Your goal ▸
The answer must be every line of the records below that holds the word "Selecting".

Excerpts from an interface dataset:
=== Section Start ===

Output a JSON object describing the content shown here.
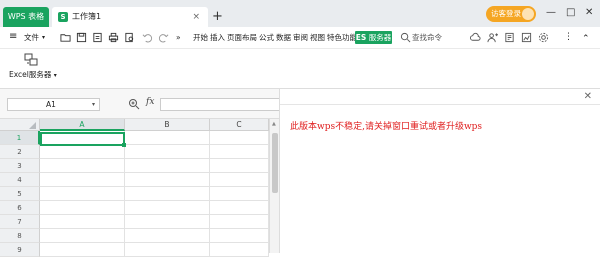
{
  "titlebar": {
    "app_tab": "WPS 表格",
    "doc_tab": "工作簿1",
    "doc_icon_letter": "S",
    "close_glyph": "×",
    "new_tab_glyph": "+",
    "login_label": "访客登录",
    "min_glyph": "—",
    "max_glyph": "□",
    "close_window_glyph": "✕"
  },
  "toolbar": {
    "menu_glyph": "≡",
    "file_label": "文件",
    "file_arrow": "▾",
    "more_glyph": "»",
    "tabs": [
      "开始",
      "插入",
      "页面布局",
      "公式",
      "数据",
      "审阅",
      "视图",
      "特色功能"
    ],
    "es_badge_prefix": "ES",
    "es_badge_label": "服务器",
    "search_label": "查找命令",
    "more_vert": "⋮",
    "collapse_glyph": "⌃"
  },
  "ribbon": {
    "excel_server_label": "Excel服务器",
    "excel_server_arrow": "▾"
  },
  "formula_bar": {
    "name_box_value": "A1",
    "name_box_arrow": "▾",
    "fx_label": "fx",
    "formula_value": ""
  },
  "grid": {
    "columns": [
      "A",
      "B",
      "C"
    ],
    "rows": [
      "1",
      "2",
      "3",
      "4",
      "5",
      "6",
      "7",
      "8",
      "9"
    ],
    "selected_cell": "A1"
  },
  "panel": {
    "close_glyph": "✕",
    "message": "此版本wps不稳定,请关掉窗口重试或者升级wps"
  },
  "colors": {
    "accent": "#1aa35f",
    "login_bg": "#f5a623",
    "message": "#e02020"
  }
}
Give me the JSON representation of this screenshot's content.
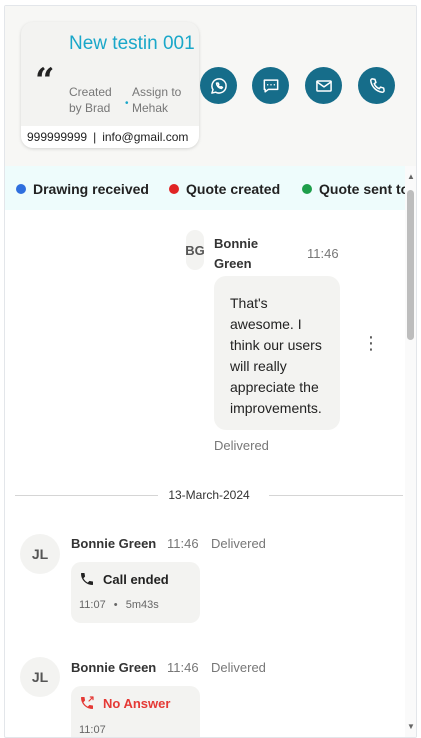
{
  "lead": {
    "title": "New testin 001",
    "created_by": "Created by Brad",
    "assign_to": "Assign to Mehak",
    "phone": "999999999",
    "separator": "|",
    "email": "info@gmail.com",
    "quote_glyph": "“"
  },
  "actions": [
    {
      "name": "whatsapp-button",
      "icon": "whatsapp-icon"
    },
    {
      "name": "message-button",
      "icon": "chat-icon"
    },
    {
      "name": "email-button",
      "icon": "mail-icon"
    },
    {
      "name": "call-button",
      "icon": "phone-icon"
    }
  ],
  "legend": [
    {
      "label": "Drawing received",
      "color": "#2f6fde"
    },
    {
      "label": "Quote created",
      "color": "#e02424"
    },
    {
      "label": "Quote sent to",
      "color": "#1e9e4a"
    }
  ],
  "messages": {
    "first": {
      "initials": "BG",
      "sender": "Bonnie Green",
      "time": "11:46",
      "text": "That's awesome. I think our users will really appreciate the improvements.",
      "status": "Delivered"
    },
    "date_separator": "13-March-2024",
    "call1": {
      "initials": "JL",
      "sender": "Bonnie Green",
      "time": "11:46",
      "status": "Delivered",
      "title": "Call ended",
      "call_time": "11:07",
      "bullet": "•",
      "duration": "5m43s"
    },
    "call2": {
      "initials": "JL",
      "sender": "Bonnie Green",
      "time": "11:46",
      "status": "Delivered",
      "title": "No Answer",
      "call_time": "11:07"
    }
  },
  "colors": {
    "accent": "#1aa7c9",
    "action_button": "#166d8a",
    "legend_bg": "#eefcfc",
    "missed": "#e53935"
  }
}
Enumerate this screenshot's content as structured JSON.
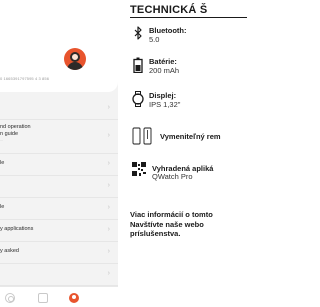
{
  "phone": {
    "device_id": "0 1665391797595 4 3 856",
    "menu": [
      {
        "label": "",
        "chevron": "›"
      },
      {
        "label": "nd operation\nn guide",
        "sub": "...",
        "chevron": "›"
      },
      {
        "label": "le",
        "chevron": "›"
      },
      {
        "label": "",
        "chevron": "›"
      },
      {
        "label": "le",
        "chevron": "›"
      },
      {
        "label": "y applications",
        "chevron": "›"
      },
      {
        "label": "y asked",
        "chevron": "›"
      },
      {
        "label": "",
        "chevron": "›"
      }
    ]
  },
  "spec": {
    "title": "TECHNICKÁ Š",
    "rows": [
      {
        "icon": "bluetooth-icon",
        "name": "Bluetooth:",
        "value": "5.0"
      },
      {
        "icon": "battery-icon",
        "name": "Batérie:",
        "value": "200 mAh"
      },
      {
        "icon": "watch-display-icon",
        "name": "Displej:",
        "value": "IPS 1,32\""
      },
      {
        "icon": "strap-icon",
        "name": "Vymeniteľný rem",
        "value": ""
      },
      {
        "icon": "qr-code-icon",
        "name": "Vyhradená apliká",
        "value": "QWatch Pro"
      }
    ],
    "info_lines": [
      "Viac informácií o tomto",
      "Navštívte naše webo",
      "príslušenstva."
    ]
  },
  "colors": {
    "accent": "#e8542d"
  }
}
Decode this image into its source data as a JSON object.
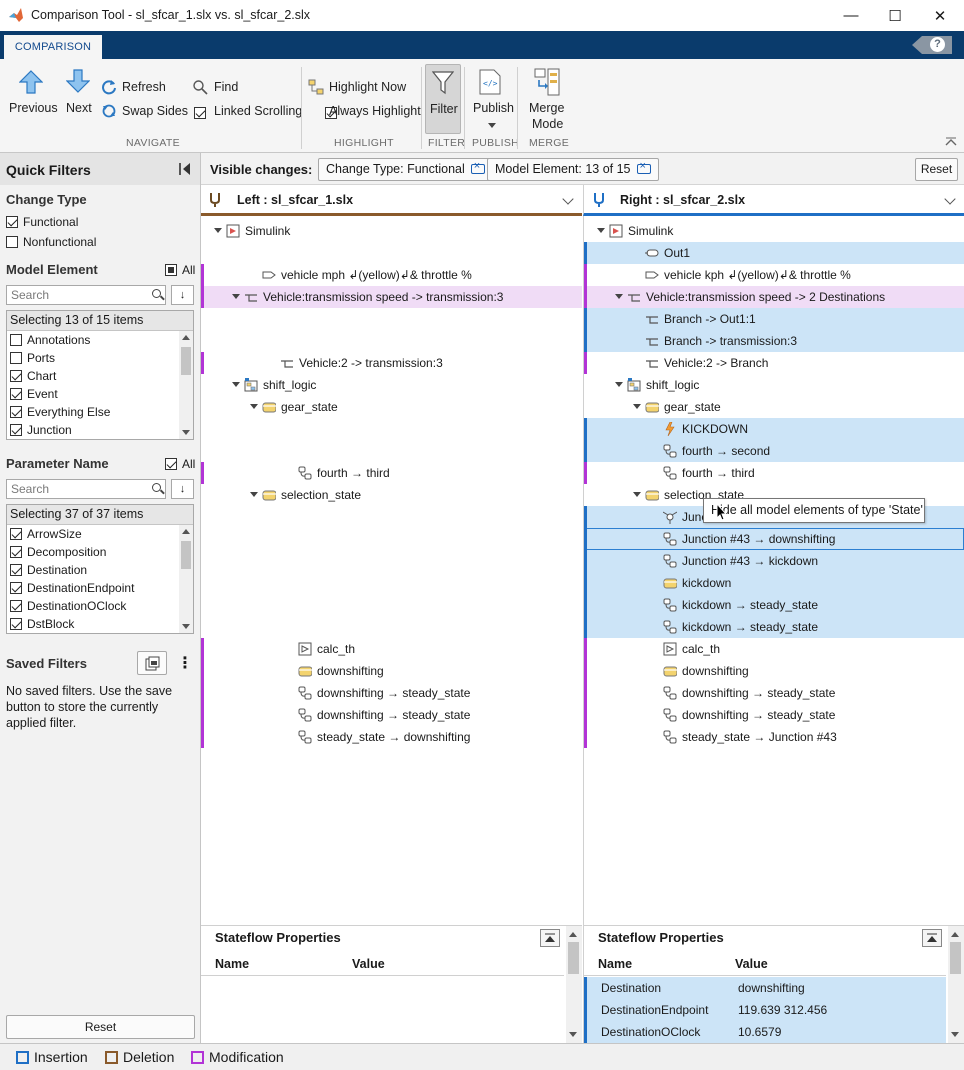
{
  "window": {
    "title": "Comparison Tool - sl_sfcar_1.slx vs. sl_sfcar_2.slx",
    "minimize": "—",
    "maximize": "☐",
    "close": "✕"
  },
  "ribbon": {
    "tab": "COMPARISON",
    "help": "?",
    "previous": "Previous",
    "next": "Next",
    "refresh": "Refresh",
    "swap_sides": "Swap Sides",
    "find": "Find",
    "linked_scrolling": "Linked Scrolling",
    "highlight_now": "Highlight Now",
    "always_highlight": "Always Highlight",
    "filter": "Filter",
    "publish": "Publish",
    "merge_mode_1": "Merge",
    "merge_mode_2": "Mode",
    "sections": {
      "navigate": "NAVIGATE",
      "highlight": "HIGHLIGHT",
      "filter": "FILTER",
      "publish": "PUBLISH",
      "merge": "MERGE"
    }
  },
  "quick_filters": {
    "title": "Quick Filters",
    "change_type": {
      "heading": "Change Type",
      "items": [
        {
          "label": "Functional",
          "checked": true
        },
        {
          "label": "Nonfunctional",
          "checked": false
        }
      ]
    },
    "model_element": {
      "heading": "Model Element",
      "all": "All",
      "search_placeholder": "Search",
      "sort": "↓",
      "summary": "Selecting 13 of 15 items",
      "items": [
        {
          "label": "Annotations",
          "checked": false
        },
        {
          "label": "Ports",
          "checked": false
        },
        {
          "label": "Chart",
          "checked": true
        },
        {
          "label": "Event",
          "checked": true
        },
        {
          "label": "Everything Else",
          "checked": true
        },
        {
          "label": "Junction",
          "checked": true
        }
      ]
    },
    "parameter_name": {
      "heading": "Parameter Name",
      "all": "All",
      "search_placeholder": "Search",
      "sort": "↓",
      "summary": "Selecting 37 of 37 items",
      "items": [
        {
          "label": "ArrowSize",
          "checked": true
        },
        {
          "label": "Decomposition",
          "checked": true
        },
        {
          "label": "Destination",
          "checked": true
        },
        {
          "label": "DestinationEndpoint",
          "checked": true
        },
        {
          "label": "DestinationOClock",
          "checked": true
        },
        {
          "label": "DstBlock",
          "checked": true
        }
      ]
    },
    "saved_filters": {
      "heading": "Saved Filters",
      "empty": "No saved filters. Use the save button to store the currently applied filter."
    },
    "reset": "Reset"
  },
  "visible_changes": {
    "label": "Visible changes:",
    "chips": [
      "Change Type: Functional",
      "Model Element: 13 of 15"
    ],
    "reset": "Reset"
  },
  "left_pane": {
    "header": "Left : sl_sfcar_1.slx",
    "rows": [
      {
        "text": "Simulink",
        "indent": 0,
        "icon": "model-icon",
        "expand": true,
        "state": "none",
        "slot": 0
      },
      {
        "text": "vehicle mph ↲(yellow)↲& throttle %",
        "indent": 2,
        "icon": "port-icon",
        "expand": false,
        "state": "bar",
        "slot": 2
      },
      {
        "text": "Vehicle:transmission speed -> transmission:3",
        "indent": 1,
        "icon": "line-icon",
        "expand": true,
        "state": "mod",
        "slot": 3
      },
      {
        "text": "Vehicle:2 -> transmission:3",
        "indent": 3,
        "icon": "line-icon",
        "expand": false,
        "state": "bar",
        "slot": 6
      },
      {
        "text": "shift_logic",
        "indent": 1,
        "icon": "chart-icon",
        "expand": true,
        "state": "none",
        "slot": 7
      },
      {
        "text": "gear_state",
        "indent": 2,
        "icon": "state-icon",
        "expand": true,
        "state": "none",
        "slot": 8
      },
      {
        "text": "fourth → third",
        "indent": 4,
        "icon": "transition-icon",
        "expand": false,
        "state": "bar",
        "slot": 11
      },
      {
        "text": "selection_state",
        "indent": 2,
        "icon": "state-icon",
        "expand": true,
        "state": "none",
        "slot": 12
      },
      {
        "text": "calc_th",
        "indent": 4,
        "icon": "function-icon",
        "expand": false,
        "state": "bar",
        "slot": 19
      },
      {
        "text": "downshifting",
        "indent": 4,
        "icon": "state-icon",
        "expand": false,
        "state": "bar",
        "slot": 20
      },
      {
        "text": "downshifting → steady_state",
        "indent": 4,
        "icon": "transition-icon",
        "expand": false,
        "state": "bar",
        "slot": 21
      },
      {
        "text": "downshifting → steady_state",
        "indent": 4,
        "icon": "transition-icon",
        "expand": false,
        "state": "bar",
        "slot": 22
      },
      {
        "text": "steady_state → downshifting",
        "indent": 4,
        "icon": "transition-icon",
        "expand": false,
        "state": "bar",
        "slot": 23
      }
    ]
  },
  "right_pane": {
    "header": "Right : sl_sfcar_2.slx",
    "rows": [
      {
        "text": "Simulink",
        "indent": 0,
        "icon": "model-icon",
        "expand": true,
        "state": "none",
        "slot": 0
      },
      {
        "text": "Out1",
        "indent": 2,
        "icon": "outport-icon",
        "expand": false,
        "state": "ins",
        "slot": 1
      },
      {
        "text": "vehicle kph ↲(yellow)↲& throttle %",
        "indent": 2,
        "icon": "port-icon",
        "expand": false,
        "state": "bar",
        "slot": 2
      },
      {
        "text": "Vehicle:transmission speed -> 2 Destinations",
        "indent": 1,
        "icon": "line-icon",
        "expand": true,
        "state": "mod",
        "slot": 3
      },
      {
        "text": "Branch -> Out1:1",
        "indent": 2,
        "icon": "line-icon",
        "expand": false,
        "state": "ins",
        "slot": 4
      },
      {
        "text": "Branch -> transmission:3",
        "indent": 2,
        "icon": "line-icon",
        "expand": false,
        "state": "ins",
        "slot": 5
      },
      {
        "text": "Vehicle:2 -> Branch",
        "indent": 2,
        "icon": "line-icon",
        "expand": false,
        "state": "bar",
        "slot": 6
      },
      {
        "text": "shift_logic",
        "indent": 1,
        "icon": "chart-icon",
        "expand": true,
        "state": "none",
        "slot": 7
      },
      {
        "text": "gear_state",
        "indent": 2,
        "icon": "state-icon",
        "expand": true,
        "state": "none",
        "slot": 8
      },
      {
        "text": "KICKDOWN",
        "indent": 3,
        "icon": "event-icon",
        "expand": false,
        "state": "ins",
        "slot": 9
      },
      {
        "text": "fourth → second",
        "indent": 3,
        "icon": "transition-icon",
        "expand": false,
        "state": "ins",
        "slot": 10
      },
      {
        "text": "fourth → third",
        "indent": 3,
        "icon": "transition-icon",
        "expand": false,
        "state": "bar",
        "slot": 11
      },
      {
        "text": "selection_state",
        "indent": 2,
        "icon": "state-icon",
        "expand": true,
        "state": "none",
        "slot": 12
      },
      {
        "text": "Junc",
        "indent": 3,
        "icon": "junction-icon",
        "expand": false,
        "state": "ins",
        "slot": 13
      },
      {
        "text": "Junction #43 → downshifting",
        "indent": 3,
        "icon": "transition-icon",
        "expand": false,
        "state": "ins-sel",
        "slot": 14
      },
      {
        "text": "Junction #43 → kickdown",
        "indent": 3,
        "icon": "transition-icon",
        "expand": false,
        "state": "ins",
        "slot": 15
      },
      {
        "text": "kickdown",
        "indent": 3,
        "icon": "state-icon",
        "expand": false,
        "state": "ins",
        "slot": 16
      },
      {
        "text": "kickdown → steady_state",
        "indent": 3,
        "icon": "transition-icon",
        "expand": false,
        "state": "ins",
        "slot": 17
      },
      {
        "text": "kickdown → steady_state",
        "indent": 3,
        "icon": "transition-icon",
        "expand": false,
        "state": "ins",
        "slot": 18
      },
      {
        "text": "calc_th",
        "indent": 3,
        "icon": "function-icon",
        "expand": false,
        "state": "bar",
        "slot": 19
      },
      {
        "text": "downshifting",
        "indent": 3,
        "icon": "state-icon",
        "expand": false,
        "state": "bar",
        "slot": 20
      },
      {
        "text": "downshifting → steady_state",
        "indent": 3,
        "icon": "transition-icon",
        "expand": false,
        "state": "bar",
        "slot": 21
      },
      {
        "text": "downshifting → steady_state",
        "indent": 3,
        "icon": "transition-icon",
        "expand": false,
        "state": "bar",
        "slot": 22
      },
      {
        "text": "steady_state → Junction #43",
        "indent": 3,
        "icon": "transition-icon",
        "expand": false,
        "state": "bar",
        "slot": 23
      }
    ]
  },
  "tooltip": "Hide all model elements of type 'State'",
  "left_props": {
    "title": "Stateflow Properties",
    "col_name": "Name",
    "col_value": "Value"
  },
  "right_props": {
    "title": "Stateflow Properties",
    "col_name": "Name",
    "col_value": "Value",
    "rows": [
      {
        "name": "Destination",
        "value": "downshifting"
      },
      {
        "name": "DestinationEndpoint",
        "value": "119.639 312.456"
      },
      {
        "name": "DestinationOClock",
        "value": "10.6579"
      }
    ]
  },
  "legend": {
    "insertion": "Insertion",
    "deletion": "Deletion",
    "modification": "Modification"
  },
  "colors": {
    "insertion": "#1f6fc5",
    "deletion": "#8a5a2b",
    "modification": "#b234d6",
    "insert_bg": "#cce4f7",
    "modify_bg": "#f0dcf6",
    "ribbon_tab_bg": "#0a3b6c"
  }
}
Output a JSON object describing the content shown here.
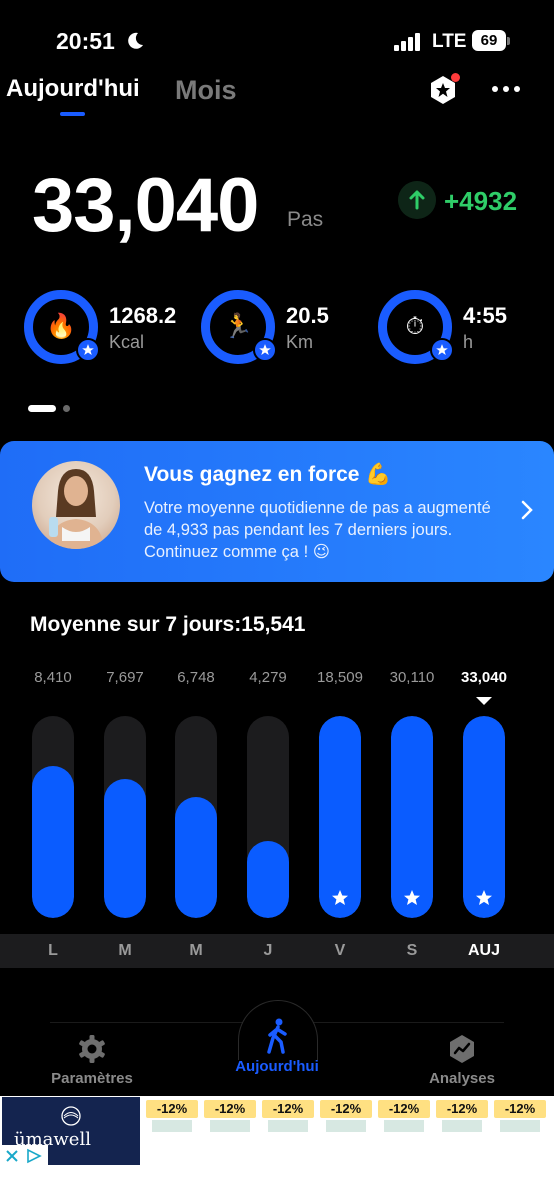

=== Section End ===

Output of the exercise ▸
      "summary": "Selecting 13 of 15 items",
      "summary": "Selecting 37 of 37 items",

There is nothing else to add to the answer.